Each successful tiny step builds your confidence to take another.  Confidence in yourself gives you more incentive to try some more.  The action, however small, precedes the inspiration which leads to motivation to take more action, and so on.  Eventually you find yourself closer to the top of the mountain, or at least not as intimidated by the scale of the job.

I’ll never be a great writer, but I’ve made a commitment to myself to try to write something each day, just for the practice.  I love to write, and it’s therapeutic, but it intimidates me to read other much more articulate authors, knowing I’ll never achieve those heights.  Still, each day I look forward to seeing what simpleminded stuff I can come up with today.

It all starts with typing a word, or taking that step, and then another.  It challenges me to dig deeper into the dark recesses of my puny brain to come up with new, or at least recyclable, ideas.  If any of it helps, amuses, or at least distracts one of my 2.5 readers, then that’s a bonus.

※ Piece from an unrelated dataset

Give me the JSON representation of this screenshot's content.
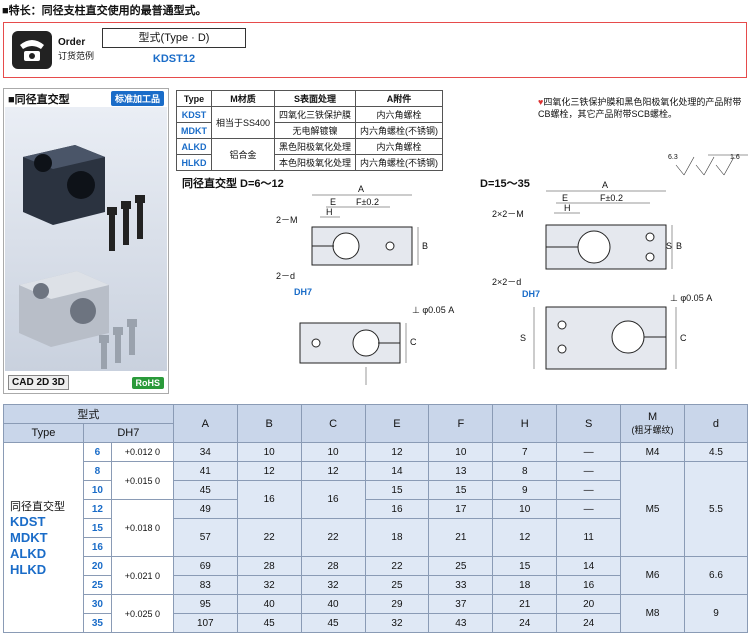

It’s amazing what humans can learn to live without, if they have to.  Every time I think I’ve reached the limit, I get poorer, and have to hit reset!  I remind myself, I’m still way more fortunate than most humans in the developing world.  It doesn’t always help.  Of course I’m referring to material goods here, not emotional losses.  That takes a whole other level of resilience.

I used to feel compelled to stock up on nonessentials as if for the apocalypse.  I’ve had to incrementally scale back down to necessities, and take stock of myself.  In case of armageddon, I’m probably screwed anyway; I’d just be delaying the inevitable.  Similarly, I’ve become more frugal and resourceful at using and repurposing what I already have on hand.  I’ve almost got it down to an art form.  In some cases I do it better than people born poor!

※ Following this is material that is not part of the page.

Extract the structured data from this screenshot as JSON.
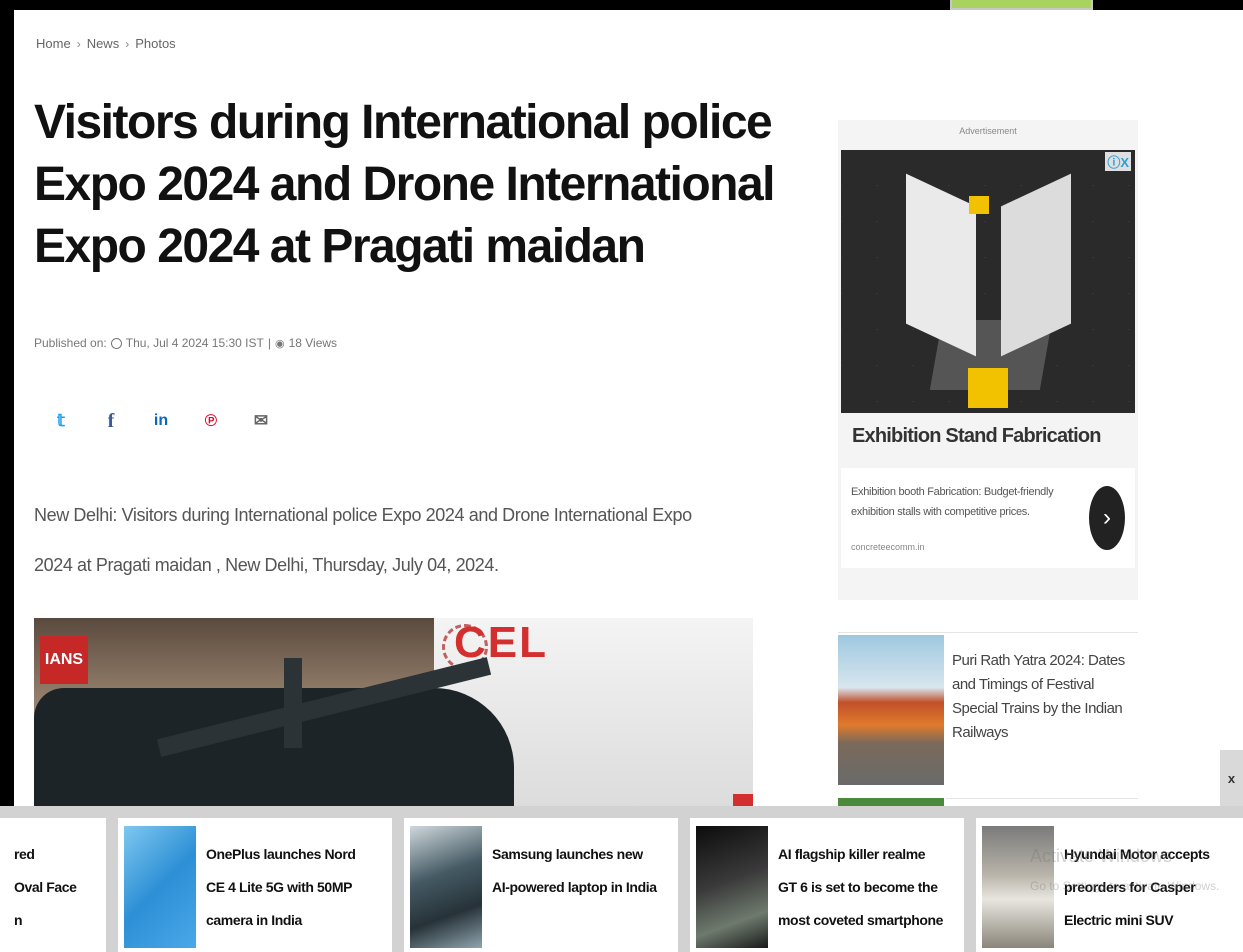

But it makes me wonder how millions in this country manage.  We ourselves are not down to having to choose between health, food, utilities, or a roof over our heads–yet.  The healthcare part is worrisome, but we’re alright faking it for now.  Food takes some creative compromise, but we manage a basic, no frills, balanced diet.  We go without some services others take for granted, and cut back on utilities wherever possible.  And our low-income rent has somehow escaped rising.  Our roof doesn’t leak, anyway.  We endure our obnoxious hillbilly neighbors by avoiding them and expecting to be moved before they burn the building down or whatever.  I guess we have it pretty good, all things considered.

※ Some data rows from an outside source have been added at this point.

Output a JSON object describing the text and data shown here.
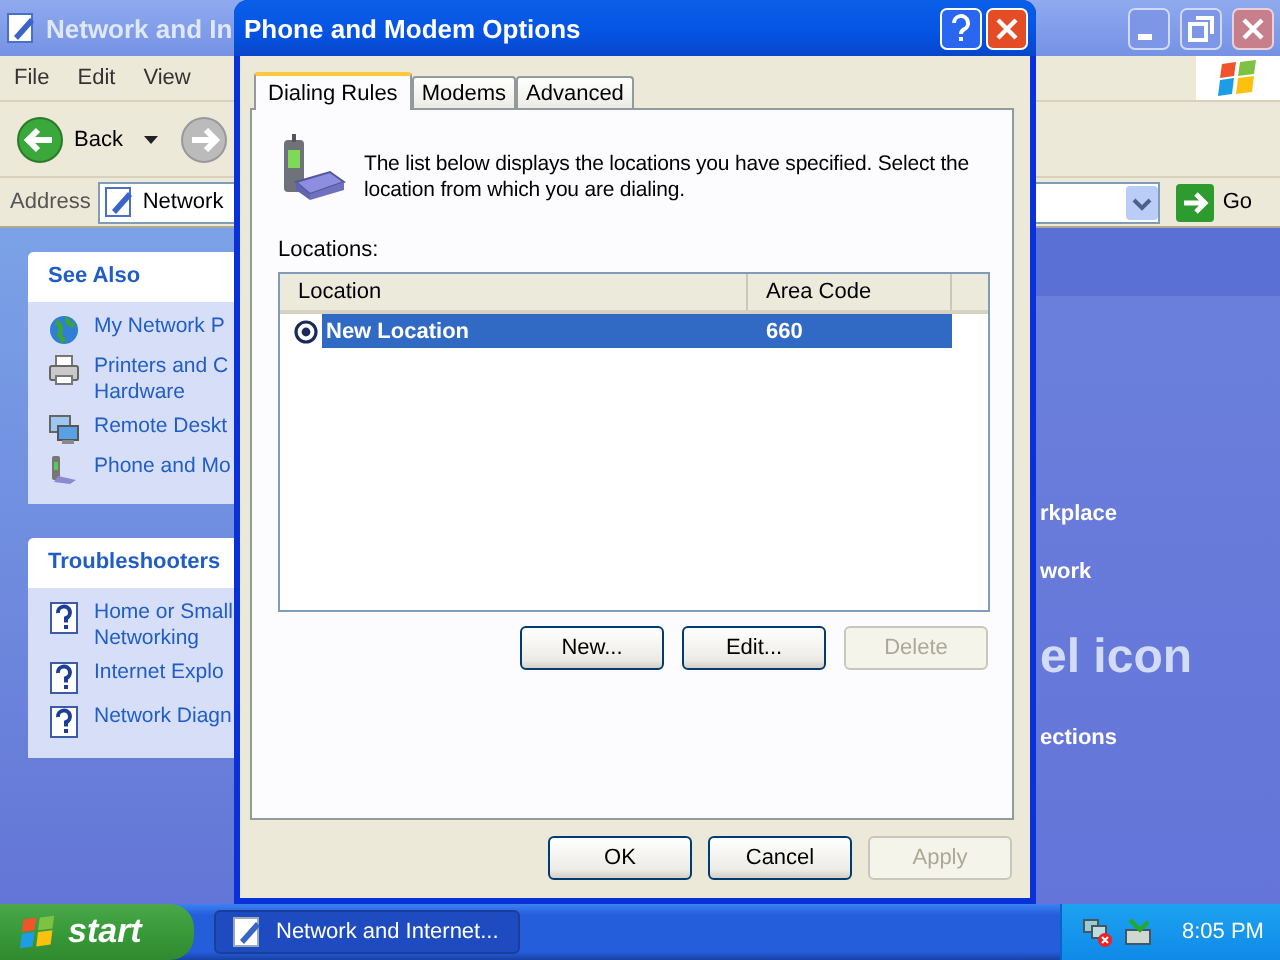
{
  "explorer": {
    "title": "Network and In",
    "menu": [
      "File",
      "Edit",
      "View"
    ],
    "back": "Back",
    "address_label": "Address",
    "address_value": "Network",
    "go": "Go",
    "panels": [
      {
        "title": "See Also",
        "items": [
          {
            "kind": "globe",
            "lines": [
              "My Network P"
            ]
          },
          {
            "kind": "printer",
            "lines": [
              "Printers and C",
              "Hardware"
            ]
          },
          {
            "kind": "remote",
            "lines": [
              "Remote Deskt"
            ]
          },
          {
            "kind": "phone",
            "lines": [
              "Phone and Mo"
            ]
          }
        ]
      },
      {
        "title": "Troubleshooters",
        "items": [
          {
            "kind": "help",
            "lines": [
              "Home or Small",
              "Networking"
            ]
          },
          {
            "kind": "help",
            "lines": [
              "Internet Explo"
            ]
          },
          {
            "kind": "help",
            "lines": [
              "Network Diagn"
            ]
          }
        ]
      }
    ],
    "fragments": [
      {
        "kind": "link",
        "text": "rkplace"
      },
      {
        "kind": "link",
        "text": "work"
      },
      {
        "kind": "heading",
        "text": "el icon"
      },
      {
        "kind": "link",
        "text": "ections"
      }
    ]
  },
  "dialog": {
    "title": "Phone and Modem Options",
    "tabs": [
      {
        "label": "Dialing Rules",
        "selected": true
      },
      {
        "label": "Modems",
        "selected": false
      },
      {
        "label": "Advanced",
        "selected": false
      }
    ],
    "description": "The list below displays the locations you have specified. Select the location from which you are dialing.",
    "locations_label": "Locations:",
    "columns": [
      "Location",
      "Area Code"
    ],
    "rows": [
      {
        "location": "New Location",
        "area_code": "660",
        "selected": true
      }
    ],
    "list_buttons": [
      {
        "label": "New...",
        "disabled": false
      },
      {
        "label": "Edit...",
        "disabled": false
      },
      {
        "label": "Delete",
        "disabled": true
      }
    ],
    "footer_buttons": [
      {
        "label": "OK",
        "disabled": false
      },
      {
        "label": "Cancel",
        "disabled": false
      },
      {
        "label": "Apply",
        "disabled": true
      }
    ]
  },
  "taskbar": {
    "start": "start",
    "tasks": [
      {
        "label": "Network and Internet..."
      }
    ],
    "clock": "8:05 PM"
  }
}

As for the other kind of resilience, that’s another story.  I’ll just say, for those recovering from deep losses and adapting to changing circumstances, that takes a special kind of fiber that money can’t buy, while lack of resources may only exacerbate the sense of desperation and despair.  Children who endured abuse, deprivation, and trauma may grow up to be functional adults on the surface, but the hurt and loss is always there, haunting, pervading, and informing their lives.

The kind of resilience required to survive and adapt to harsh realities often involves forcing yourself to take that one more step, for one more day, with no guarantees.  It takes a leap without the faith.  You can’t blame some people for just giving up.  I think it’s the exceptional, extraordinary human who stubbornly hangs on and gives the finger to overwhelming odds.  I would have to admire a person like that.  I wonder if I can be such a person.

But I’m learning small lessons in adapting (and readapting) to reality, a step at a time.  I won’t lie, I’ve had some challenging, even panicked moments, being confronted with the culture shock of the way millions are forced to live and cope in most of America, and not by choice.  The future of our country looks bleak right now, but all we can do is stay focused on the immediate steps before us, and filter out as much of the discouraging noise as possible.  It’s a modest hope of rebuilding something out of ruins.  Or, at the risk of sounding clichéd, “if you’re not dead yet, you’re not done yet.”